Identifying which dependency version was selected and why

Large software projects inevitably deal with an increased number of dependencies either through direct or transitive dependencies. The dependencies report provides you with the raw list of dependencies but does not explain why they have been selected or which dependency is responsible for pulling them into the graph.

Let’s have a look at a concrete example. A project may request two different versions of the same dependency either as direct or transitive dependency. Gradle applies version conflict resolution to ensure that only one version of the dependency exists in the dependency graph. In this example the conflicting dependency is represented by commons-codec:commons-codec.

Example: Declaring the JGit dependency and a conflicting dependency

build.gradle

repositories {
    jcenter()
}

configurations {
    scm
}

dependencies {
    scm 'org.eclipse.jgit:org.eclipse.jgit:4.9.2.201712150930-r'
    scm 'commons-codec:commons-codec:1.7'
}

The dependency tree in a build scan renders the selection reason (conflict resolution) as well as the origin of a dependency if you click on a dependency and select the "Required By" tab.

Figure: Dependency insight capabilities in a build scan

Dependency insight capabilities in a build scan

Every Gradle project provides the task dependencyInsight to render the so-called dependency insight report from the command line. Given a dependency in the dependency graph you can identify the selection reason and track down the origin of the dependency selection. You can think of the dependency insight report as the inverse representation of the dependency report for a given dependency. When executing the task you have to provide the mandatory parameter --dependency to specify the coordinates of the dependency under inspection. The parameters --configuration and --singlepath are optional but help with filtering the output.

Example: Using the dependency insight report for a given dependency

Output of gradle -q dependencyInsight --dependency commons-codec --configuration scm

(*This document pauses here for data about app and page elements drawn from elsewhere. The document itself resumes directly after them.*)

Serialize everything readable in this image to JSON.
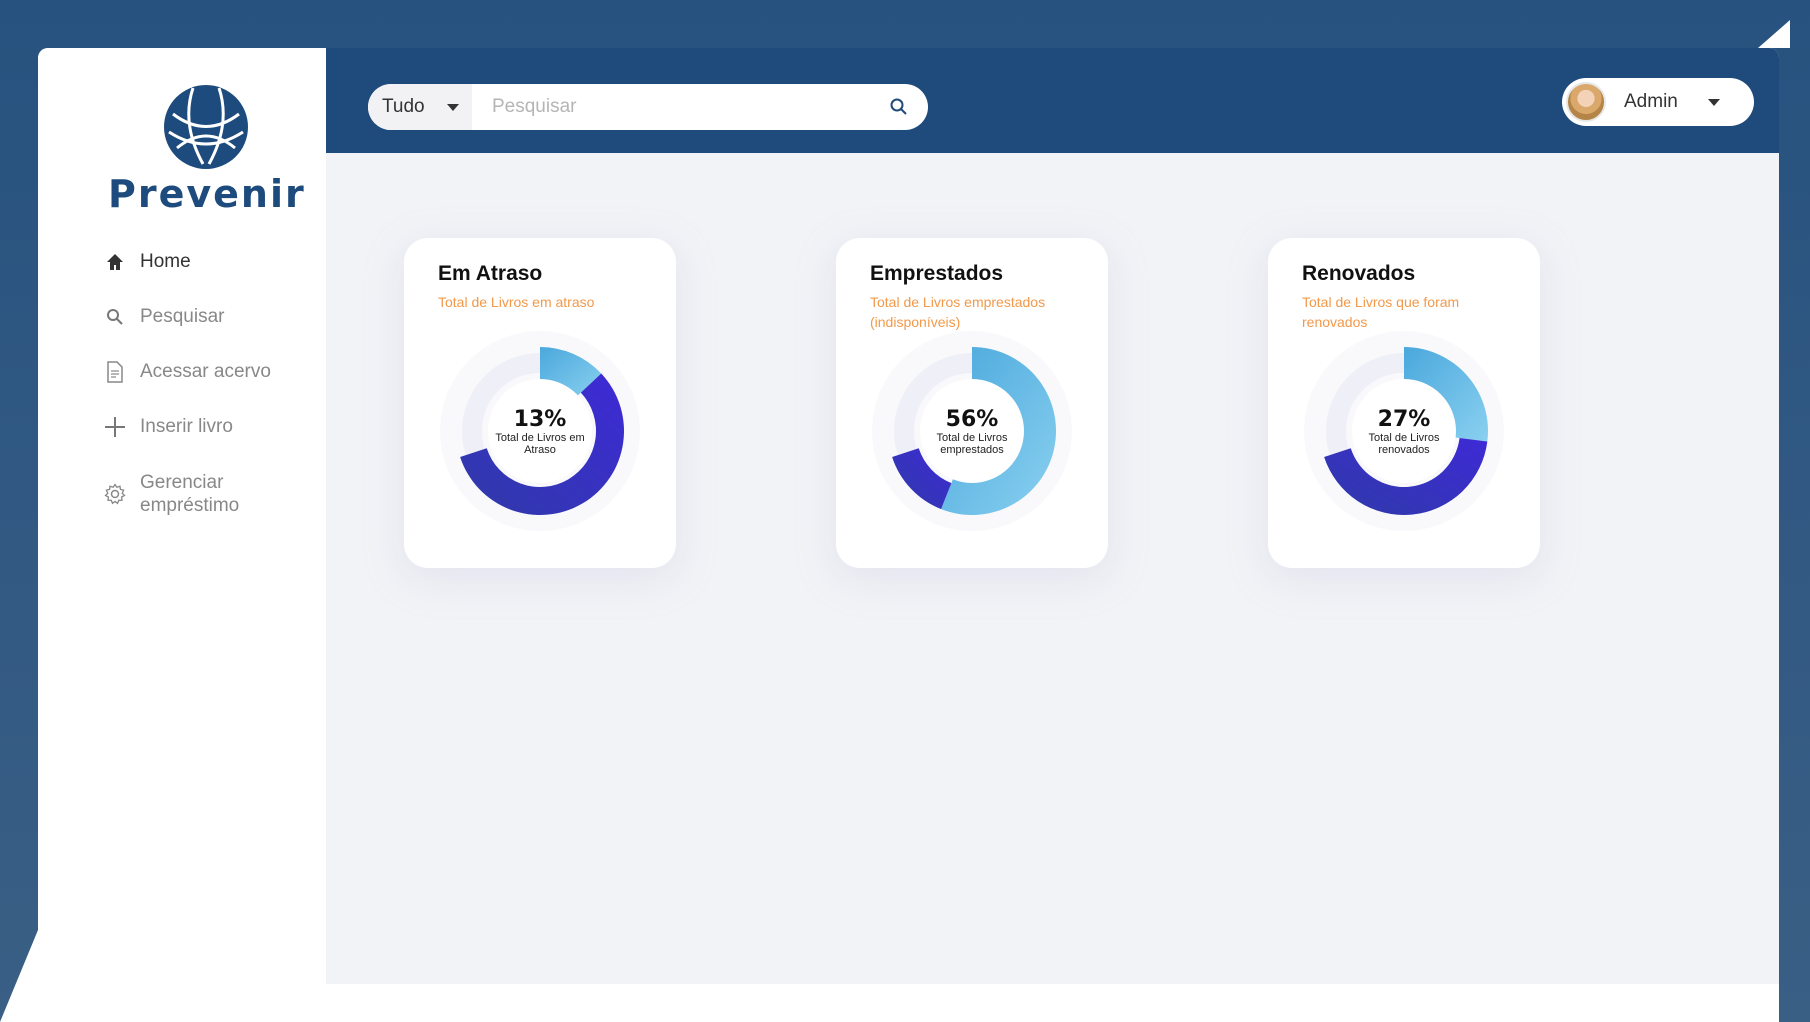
{
  "brand": {
    "name": "Prevenir",
    "color": "#1e4b7d"
  },
  "sidebar": {
    "items": [
      {
        "label": "Home",
        "icon": "home-icon",
        "active": true
      },
      {
        "label": "Pesquisar",
        "icon": "search-icon"
      },
      {
        "label": "Acessar acervo",
        "icon": "document-icon"
      },
      {
        "label": "Inserir livro",
        "icon": "plus-icon"
      },
      {
        "label": "Gerenciar empréstimo",
        "icon": "gear-icon"
      }
    ]
  },
  "search": {
    "filter_value": "Tudo",
    "placeholder": "Pesquisar",
    "value": ""
  },
  "user": {
    "name": "Admin"
  },
  "cards": [
    {
      "title": "Em Atraso",
      "subtitle": "Total de Livros  em atraso",
      "percent_label": "13%",
      "center_label": "Total de Livros em Atraso"
    },
    {
      "title": "Emprestados",
      "subtitle": "Total de Livros  emprestados (indisponíveis)",
      "percent_label": "56%",
      "center_label": "Total de Livros emprestados"
    },
    {
      "title": "Renovados",
      "subtitle": "Total de Livros que foram renovados",
      "percent_label": "27%",
      "center_label": "Total de Livros renovados"
    }
  ],
  "chart_data": [
    {
      "type": "pie",
      "title": "Em Atraso",
      "donut": true,
      "values": [
        13
      ],
      "series_colors": [
        "#56b4e3",
        "#3a2bd3"
      ]
    },
    {
      "type": "pie",
      "title": "Emprestados",
      "donut": true,
      "values": [
        56
      ],
      "series_colors": [
        "#56b4e3",
        "#3a2bd3"
      ]
    },
    {
      "type": "pie",
      "title": "Renovados",
      "donut": true,
      "values": [
        27
      ],
      "series_colors": [
        "#56b4e3",
        "#3a2bd3"
      ]
    }
  ],
  "colors": {
    "topbar": "#1f4a7c",
    "accent_orange": "#f2994a",
    "page_bg": "#f2f3f7"
  }
}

> gradle -q dependencyInsight --dependency commons-codec --configuration scm
commons-codec:commons-codec:1.7
   variant "default+runtime" [
      org.gradle.status = release (not requested)
   ]
   Selection reasons:
      - Was requested
      - By conflict resolution : between versions 1.7 and 1.6

commons-codec:commons-codec:1.7
\--- scm

commons-codec:commons-codec:1.6 -> 1.7
\--- org.apache.httpcomponents:httpclient:4.3.6
     \--- org.eclipse.jgit:org.eclipse.jgit:4.9.2.201712150930-r
          \--- scm

A web-based, searchable dependency report is available by adding the --scan option.

Justifying dependency declarations with custom reasons

When you declare a dependency or a dependency constraint, you can provide a custom reason for the declaration. This makes the dependency declarations in your build script and the dependency insight report easier to interpret.

Example: Giving a reason for choosing a certain module version in a dependency declaration

build.gradle

apply plugin: 'java-library'

repositories {
    jcenter()
}

dependencies {
    implementation('org.ow2.asm:asm:6.0') {
        because 'we require a JDK 9 compatible bytecode generator'
    }
}

Example: Using the dependency insight report with custom reasons

Output of gradle -q dependencyInsight --dependency asm

> gradle -q dependencyInsight --dependency asm
org.ow2.asm:asm:6.0
   variant "compile" [
      org.gradle.status = release (not requested)
      org.gradle.usage  = java-api
   ]
   Selection reasons:
      - Was requested : we require a JDK 9 compatible bytecode generator

org.ow2.asm:asm:6.0
\--- compileClasspath

A web-based, searchable dependency report is available by adding the --scan option.